Jim Yong Kim, the World Bank’s president, is
trying to revitalize a hidebound institution.
But his embrace of Wall Street is controversial... provides cash to companies in exchange for equity stakes, the World Bank currently drums up more than $7 billion a year from the private sector to invest in ventures in the developing world. Mr. Kim wants that figure to increase eventually to $30 billion... The World Bank promised to protect investors against some losses... those benefiting from the World Bank’s lending practices were “the people who fly in on a first-class ticket to give advice to governments.”.. The argument was that growing investment flows into developing countries rendered World Bank lending mostly superfluous.
.. Last year, the World Bank dispensed $61 billion in loans and investments. By contrast, investors now inject more than $1 trillion a year into emerging markets
.. In effect, he was pitching the bank’s services as a middleman, ready to back projects with guarantees and other incentives. No longer could the World Bank be the sole provider of loans, which, he said, are “crowding out” the private sector.
.. the World Bank economists whose pay is tied to how many loans they churn out
.. “One of the most difficult things to do in a large bureaucracy is to change incentives,
.. “And if you have a large bureaucracy full of economists it is especially hard, because it turns out that economists really hate it when you change the incentives.”
.. On Wednesday, the bank’s top economist, Paul Romer, abruptly resigned.
.. His end came after he claimed, in an interview with The Wall Street Journal, that the World Bank’s closely-watched report on business conditions in different countries had been altered for political reasons.
.. the bank tends to see private sector solutions — those involving the profit motive — as morally questionable.
.. World Bank staffers are used to talking to governments, and now they have to leverage the private sector? It is a different skill set, and flexibility is not the hallmark of development institutions.”
.. “He had to work against his own incentives,” Mr. Kim said, referring to the bank’s practice of rewarding staff for loans. “And that is part of the institutional problem here.”

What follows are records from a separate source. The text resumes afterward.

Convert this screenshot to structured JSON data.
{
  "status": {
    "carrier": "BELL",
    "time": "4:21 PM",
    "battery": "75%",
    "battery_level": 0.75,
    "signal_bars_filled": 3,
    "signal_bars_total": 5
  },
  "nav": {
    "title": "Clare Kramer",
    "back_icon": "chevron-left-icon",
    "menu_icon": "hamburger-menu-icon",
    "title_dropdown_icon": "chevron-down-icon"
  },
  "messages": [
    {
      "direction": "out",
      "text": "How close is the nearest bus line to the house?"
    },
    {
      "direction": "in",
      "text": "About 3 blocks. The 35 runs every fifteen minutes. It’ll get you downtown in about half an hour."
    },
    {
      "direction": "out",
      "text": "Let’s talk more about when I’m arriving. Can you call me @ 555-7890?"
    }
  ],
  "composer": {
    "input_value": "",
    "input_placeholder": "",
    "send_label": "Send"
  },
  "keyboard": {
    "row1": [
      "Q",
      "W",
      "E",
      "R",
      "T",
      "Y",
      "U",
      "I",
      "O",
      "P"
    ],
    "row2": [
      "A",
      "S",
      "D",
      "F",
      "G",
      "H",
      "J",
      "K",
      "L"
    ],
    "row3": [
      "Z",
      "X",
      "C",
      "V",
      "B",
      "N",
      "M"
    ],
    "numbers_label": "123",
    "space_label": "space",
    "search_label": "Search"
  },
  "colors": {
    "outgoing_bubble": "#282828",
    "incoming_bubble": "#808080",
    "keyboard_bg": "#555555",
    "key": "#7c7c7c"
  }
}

.. “He has pursued a strategy of making himself popular in Davos by attacking the organization and its staff,” said Lant Pritchett, a retired World Bank executive. “It is this idea that his hand has been hampered by bureaucratic machinations. That may be accepted in Davos — but it’s completely false.”
.. His biggest coup was working with Ivanka Trump
.. They eventually settled in Muscatine, Iowa, where Mr. Kim was a high school quarterback before going on to Brown and securing advanced medical and anthropology degrees from Harvard.
President Donald Trump’s proposed infusion of funding for infrastructure turns on a critical question: how the administration will get private investors to put up most of the money... Mr. Trump’s advisers say they can get private investors to flock to put up the capital for such projects by curtailing permitting requirements and regulations, and by offering incentives to states and cities to turn to the private sector for financing... it plans to encourage cities and towns to raise fees—like roadway tolls or water-usage charges—that will provide the revenue streams for private-equity investors... The municipal bond market remains a more attractive source of funding to many state and local officials needing funding for major projects, Ms. Crebo-Rediker said, and many local governments lack expertise in how to structure public-private partnership deals...finding money for projects isn’t the problem; it is the dearth of attractive investments... Blackstone Group LP last month disclosed that Saudi Arabia has agreed to invest $20 billion in an infrastructure fund that the New York firm hopes will reach $40 billion and have spending power of as much as $100 billion once debt is added... while the administration says it will devote $200 billion more to infrastructure over the coming 10 years, the department is also cutting funding to existing programs that support major projects.
Donald Trump just took us out of the Paris climate accord for no good reason. I don’t mean that his decision was wrong. I mean, literally, that he didn’t offer any substantive justification for that decision. Oh, he threw around a few numbers about supposed job losses, but nobody believes that he knows or cares where those numbers came from. It was just what he felt like doing.
.. today’s G.O.P. doesn’t do substance; it doesn’t assemble evidence, or do analysis to formulate or even to justify its policy positions. Facts and hard thinking aren’t wanted, and anyone who tries to bring such things into the discussion is the enemy.
.. So how did the administration respond? By trying to shoot the messenger. Mick Mulvaney, the White House budget director, attacked the C.B.O.
.. He also accused the office — headed by a former Bush administration economist chosen by Republicans — of political bias, and smeared its top health expert in particular.
.. Mulvaney and his party don’t study issues, they just decide, and attack the motives of anyone who questions their decisions.
.. they insist that the private sector is infinitely flexible and innovative; the magic of the marketplace can solve all problems. But then they claim that these magical markets would roll over and die if we put a modest price on carbon emissions
.. Can you think of any major policy area where the G.O.P. hasn’t gone post-truth?
.. bear in mind that so far Trump hasn’t faced a single crisis not of his own making. As George Orwell noted many years ago in his essay “In Front of Your Nose,” people can indeed talk nonsense for a very long time, without paying an obvious price. But “sooner or later a false belief bumps up against solid reality, usually on a battlefield.”